Please reproduce all of the entries exactly, without omitting any.
-------- Data provided
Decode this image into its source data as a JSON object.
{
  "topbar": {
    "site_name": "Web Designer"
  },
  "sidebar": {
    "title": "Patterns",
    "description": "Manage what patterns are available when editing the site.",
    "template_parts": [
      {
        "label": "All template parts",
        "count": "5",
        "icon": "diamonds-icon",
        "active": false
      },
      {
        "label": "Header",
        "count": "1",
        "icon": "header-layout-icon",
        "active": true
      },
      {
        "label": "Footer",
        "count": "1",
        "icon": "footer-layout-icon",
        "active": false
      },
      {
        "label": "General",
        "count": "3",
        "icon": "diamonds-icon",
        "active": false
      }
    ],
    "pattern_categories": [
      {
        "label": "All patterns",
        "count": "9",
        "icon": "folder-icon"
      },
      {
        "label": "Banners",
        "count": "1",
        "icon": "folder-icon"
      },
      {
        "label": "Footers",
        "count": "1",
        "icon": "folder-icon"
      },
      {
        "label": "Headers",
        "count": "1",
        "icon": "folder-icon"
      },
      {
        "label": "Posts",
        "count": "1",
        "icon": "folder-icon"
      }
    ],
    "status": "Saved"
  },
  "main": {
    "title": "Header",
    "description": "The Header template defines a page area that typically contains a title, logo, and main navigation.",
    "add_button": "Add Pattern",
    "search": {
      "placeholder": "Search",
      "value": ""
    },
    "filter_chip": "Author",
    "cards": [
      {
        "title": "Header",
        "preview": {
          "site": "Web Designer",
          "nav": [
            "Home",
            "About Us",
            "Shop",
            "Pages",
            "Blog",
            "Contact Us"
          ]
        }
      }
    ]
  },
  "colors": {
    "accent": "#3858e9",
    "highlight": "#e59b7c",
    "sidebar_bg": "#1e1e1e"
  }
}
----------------
> **Problem solution**
Decode this image into its source data as a JSON object.
{
  "topbar": {
    "site_name": "Web Designer"
  },
  "sidebar": {
    "title": "Patterns",
    "description": "Manage what patterns are available when editing the site.",
    "template_parts": [
      {
        "label": "All template parts",
        "count": "5",
        "icon": "diamonds-icon",
        "active": false
      },
      {
        "label": "Header",
        "count": "1",
        "icon": "header-layout-icon",
        "active": true
      },
      {
        "label": "Footer",
        "count": "1",
        "icon": "footer-layout-icon",
        "active": false
      },
      {
        "label": "General",
        "count": "3",
        "icon": "diamonds-icon",
        "active": false
      }
    ],
    "pattern_categories": [
      {
        "label": "All patterns",
        "count": "9",
        "icon": "folder-icon"
      },
      {
        "label": "Banners",
        "count": "1",
        "icon": "folder-icon"
      },
      {
        "label": "Footers",
        "count": "1",
        "icon": "folder-icon"
      },
      {
        "label": "Headers",
        "count": "1",
        "icon": "folder-icon"
      },
      {
        "label": "Posts",
        "count": "1",
        "icon": "folder-icon"
      }
    ],
    "status": "Saved"
  },
  "main": {
    "title": "Header",
    "description": "The Header template defines a page area that typically contains a title, logo, and main navigation.",
    "add_button": "Add Pattern",
    "search": {
      "placeholder": "Search",
      "value": ""
    },
    "filter_chip": "Author",
    "cards": [
      {
        "title": "Header",
        "preview": {
          "site": "Web Designer",
          "nav": [
            "Home",
            "About Us",
            "Shop",
            "Pages",
            "Blog",
            "Contact Us"
          ]
        }
      }
    ]
  },
  "colors": {
    "accent": "#3858e9",
    "highlight": "#e59b7c",
    "sidebar_bg": "#1e1e1e"
  }
}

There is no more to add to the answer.